‘Trader’s Mindset’ Needed For Choppy Market
Don’t expect any visions of a change in the stock market where everyone holds hands and enjoys a profitable upswing to become reality anytime soon.
This market continues to chop along, bouncing up, down, and sideways creating just as many chances for losses as wins.
Stock market participants must consider a “trader’s mindset” to navigate more of the same over the long haul.
Market not out of woods after indexes rebound
All three major indexes rebounded heartily midweek after two days to the downside to start the week.
In the market today, the Dow closed at 32,717.60 points to notch higher by 1.0% (adding 323.35 points on the day). The Nasdaq topped the indexes by rising to 11,926.24 points for a 1.79% gain while the S&P 500 jumped by 1.42% to 4,027.81 points.
The market has been stuck in a choppy, range-bound movement for some time with negative economic and world news affecting most of the sharp turns.
This environment has been difficult for traders to track any sustained direction. All the bad news affecting the market begs the question, “Why isn’t the market going down?”
“I don’t think we’re out of the woods,” said John Carter, Founder of Simpler Trading. “But I don’t think at this point we’re going to roll over and die. The general idea is that the stock market may not be falling apart here.”
Technology stocks continue to lead market
John pointed out that despite bad news and down days the stock market, key sectors and leading stocks have all held their own. None has fallen off a cliff.
As an example, traders are watching how the technology sector fairs in current market conditions. Harking back to pandemic and post-pandemic trading over the last few years, technology starks were once seen as the “never fail” darlings among investors and traders.
The old saying, “nothing ever lasts forever,” holds true with the technology sector performance over the last year. Still, leading technology stocks appear to be holding onto strength and working through the often harsh trading days of late.
John believes much of the recent struggles in technology stocks can be attributed to central bank actions.
“It’s just a reflection of interest rates,” John said.

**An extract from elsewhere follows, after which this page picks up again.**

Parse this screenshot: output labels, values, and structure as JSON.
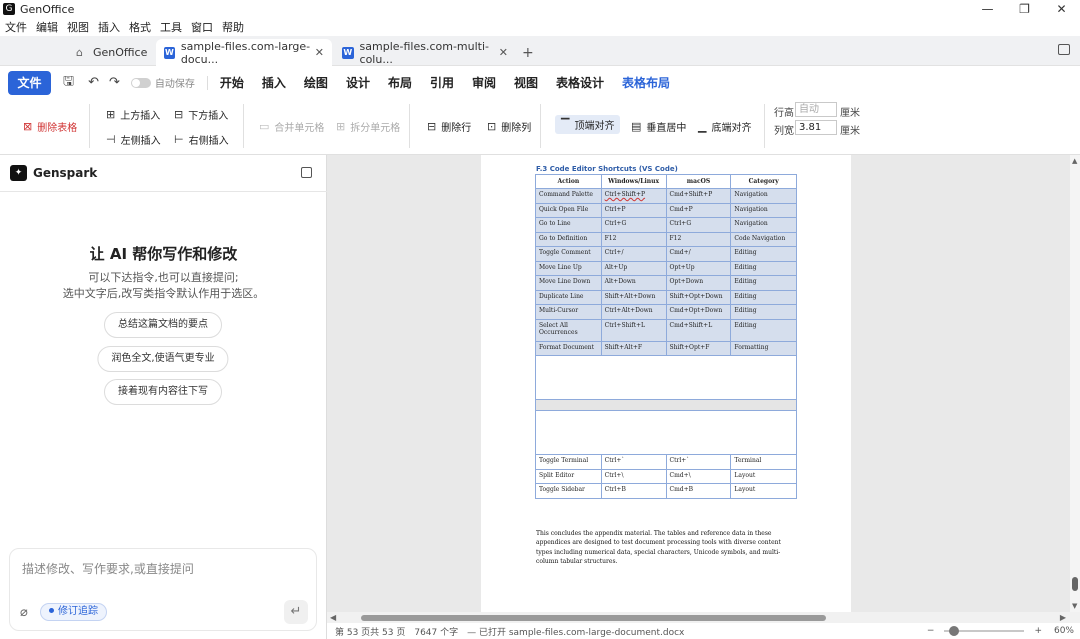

The central bank has repeatedly raised the federal funds interest rate over the last year. This affects the profit margins of technology companies through their retail sales.
John keeps an eye on the technology sector for any overall upside momentum in the market.
“If we’re going to go higher, Apple, Microsoft and Tesla will need to participate,” John said. “Apple is one of the more important stocks.”
Apple, Inc. (AAPL) as an example has shown strength over time. The stock has looked good, according to John, across time frames on technical analysis charts.
Apple rebounded along with the overall market on Wednesday by 1.98% to hit $160.77. At the beginning of 2022 Apple was at $179.70 and steadily declined to land at $125 to start 2023. Through the first quarter this year Apple has been on a steady rise in price.
Put/call ratio, squeeze show signs in SPX
In a volatile market like this John continues to watch the put/call ratio.
This indicator gauges how people are reacting to news and then acting and is considered a sentiment reading. The put/call ratio is the ratio of the volume in trading between the put options trading and the call options trading.
Taking a look at overall internal indicators John is watching for trade opportunities despite sharp price swings.
“Based on the put/call ratio, based on how bearish everybody is it makes sense that we do pop up,” John said. “Everybody gets excited to the upside, the market turns back, and we can do a swing short.”
John also makes sure to follow what the S&P 500 (SPX) might do next. He is watching a squeeze building on the SPX chart.
“Is this squeeze going to be able to build some momentum and go to the upside?” he asks. “And when that is done I would look for it to die.”
Market continues to hold up against bad news
Even with that outlook the stock market has shown resilience against a big collapse.
“With all the bad news we’ve had with banks, etc., the market hasn’t rolled over and died,” John said. “To me that’s telling us something. The thing that it’s showing me right now is that this market is very short.”
That’s where he sees many traders getting short and the market follows by positioning for a rally. This cycle creates a “nasty, range-bound environment,” John said.
And that is why traders must adapt their trading plans, not to what they want but to what the market gives.
“This is a trading market, not a trending market,” John said. “This is not your kind of, ‘Oh my gosh, let’s all just hold hands and make money and things are going to go up forever,’ market.”
To follow John and other members of the Simpler Trading team, check out the Simpler Options online trading community.